This artwork, created in the workshop of the Italian artists Apollonio di Giovanni (c. 1415/17-1465) and Marco del Buono Giamberti (c. 1403-1489), attempts to tell the story of the final days of the ancient Roman general, Pompey the Great, albeit with an interesting mix of medieval fashion and architecture. As the title of the artwork states, the artwork was inspired by the Battle of Pharsalus (fought between Pompey and Julius Caesar) and the subsequent death of Pompey after he fled from the battlefield. The story seems to be told from right to left on the painting, with the Battle of Pharsalus apparently being showcased on the right, before transitioning into scenes of Pompey’s escape and death in the center and left of the artwork.
Pompey’s armed conflict with Julius Caesar (which began in 49 BCE) was relatively brief, but quite intense. Caesar, despite being usually outnumbered in his battles, pursued Pompey relentlessly from one side of the Mediterranean to the other. By early 48 BCE, the focus of the war had shifted to Greece as Julius Caesar chased Pompey deeper into the Greek lands. The Battle of Pharsalus, which took place near the Enipeus River of Greece, was the decisive battle in 48 BCE that marked the victory of Julius Caesar over his rival Pompey the Great in the Roman Civil War. It was a day of great significance to both sides of the war—either as the day that Julius Caesar crushed the army of his greatest opponent, or as the day that signaled the end of the Roman Republic as Romans knew it. Pompey, however, was still alive and had hopes of rebuilding his forces and continuing the war.
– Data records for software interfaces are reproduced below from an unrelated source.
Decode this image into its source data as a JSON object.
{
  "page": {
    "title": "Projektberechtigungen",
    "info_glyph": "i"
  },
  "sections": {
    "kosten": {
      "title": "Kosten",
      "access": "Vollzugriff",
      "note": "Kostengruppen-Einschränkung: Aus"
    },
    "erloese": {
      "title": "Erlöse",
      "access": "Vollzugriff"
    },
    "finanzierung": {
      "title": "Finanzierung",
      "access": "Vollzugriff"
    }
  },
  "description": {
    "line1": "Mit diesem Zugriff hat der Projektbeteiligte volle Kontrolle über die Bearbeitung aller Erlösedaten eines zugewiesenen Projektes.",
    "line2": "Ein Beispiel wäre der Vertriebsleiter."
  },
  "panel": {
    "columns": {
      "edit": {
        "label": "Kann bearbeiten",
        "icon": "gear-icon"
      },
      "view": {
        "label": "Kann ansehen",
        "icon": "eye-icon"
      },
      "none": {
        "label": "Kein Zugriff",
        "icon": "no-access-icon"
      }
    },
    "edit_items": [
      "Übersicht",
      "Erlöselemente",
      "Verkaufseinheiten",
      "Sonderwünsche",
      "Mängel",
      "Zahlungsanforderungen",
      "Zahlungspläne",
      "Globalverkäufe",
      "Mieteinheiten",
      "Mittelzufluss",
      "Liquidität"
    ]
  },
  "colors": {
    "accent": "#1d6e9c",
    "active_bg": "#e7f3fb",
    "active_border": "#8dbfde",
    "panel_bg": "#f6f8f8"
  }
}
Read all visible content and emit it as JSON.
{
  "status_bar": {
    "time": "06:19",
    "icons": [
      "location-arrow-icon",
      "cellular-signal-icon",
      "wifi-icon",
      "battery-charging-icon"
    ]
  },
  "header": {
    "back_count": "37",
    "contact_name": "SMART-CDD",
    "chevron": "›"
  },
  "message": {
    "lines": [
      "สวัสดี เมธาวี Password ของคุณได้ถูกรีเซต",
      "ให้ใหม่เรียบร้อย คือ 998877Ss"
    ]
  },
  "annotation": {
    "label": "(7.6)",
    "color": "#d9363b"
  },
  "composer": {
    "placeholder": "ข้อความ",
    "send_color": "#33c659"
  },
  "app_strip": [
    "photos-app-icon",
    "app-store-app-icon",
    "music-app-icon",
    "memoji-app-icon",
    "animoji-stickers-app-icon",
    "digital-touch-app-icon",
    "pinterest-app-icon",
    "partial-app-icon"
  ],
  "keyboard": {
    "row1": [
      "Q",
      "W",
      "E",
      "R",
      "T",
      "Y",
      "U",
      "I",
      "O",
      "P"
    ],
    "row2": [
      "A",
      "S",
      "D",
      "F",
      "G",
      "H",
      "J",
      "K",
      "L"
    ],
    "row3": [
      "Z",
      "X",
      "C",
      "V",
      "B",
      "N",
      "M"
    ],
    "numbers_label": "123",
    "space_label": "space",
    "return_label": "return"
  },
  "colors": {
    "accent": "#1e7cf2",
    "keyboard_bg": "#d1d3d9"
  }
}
In the Autumn of 48 BCE, the defeated Roman general, Pompey, arrived in Ptolemaic Egypt—a possible safe haven and potential ally. Pompey was lured into a false sense of security by treacherous old war buddies working in the Egyptian court at Alexandria at that time, such as Lucius Septimius, who had reportedly served as an officer under Pompey during his 67 BCE campaign against Cilician pirates. Lucius Septimius was said to have been present on the shoreline, along with a man named Achillas (the captain of the Egyptian king’s guard), and they served as the leaders of the reception party awaiting Pompey’s arrival. These men, however, had no intention of helping Pompey against Julius Caesar. When Pompey arrived at Alexandria in a small boat and submitted himself to the mercy of the reception party, the greeters drew their blades and pounced on their guest. As the story goes, Septimius and Achillas led the charge and were actively involved in the frenzy of stabbing the famous Roman general to death. The assassins allegedly claimed that they wanted to make it impossible for the refugee general to convince the Egyptian boy-king, Ptolemy XIII (r. 51-47 BCE), to join Pompey’s losing side in the Roman civil war. Additionally, the conspirators likely hoped that the assassination of Pompey would be an act that Julius Caesar would applaud or reward. In this line of thought, it was important for the Egyptians to have definitive proof that Pompey was truly dead—therefore, they decided to cut off and preserve Pompey’s head. Following the assassination, Julius Caesar reportedly arrived at the Egyptian city of Alexandria in early October, 48 BCE, and he was subsequently shown the head of his slain foe.
Such are the events that are re-created in the medieval artwork above. Pharsalus is depicted on the right, showing the camped armies and clashes of cavalry. In the middle and top-left, Pompey can presumably be seen sailing to Alexandria, where he was assassinated. Finally, on the bottom left section of the painting, a display can be seen that likely depicts Julius Caesar being shown the head of Pompey.
Written by C. Keith Hansley
- War Commentaries by Gaius Julius Caesar and Aulus Hirtius, translated by W. A. McDevitte and W. S. Bohn, 2014.
- Civil War, by Lucan, translated by Matthew Fox. New York: Penguin Classics, 2012.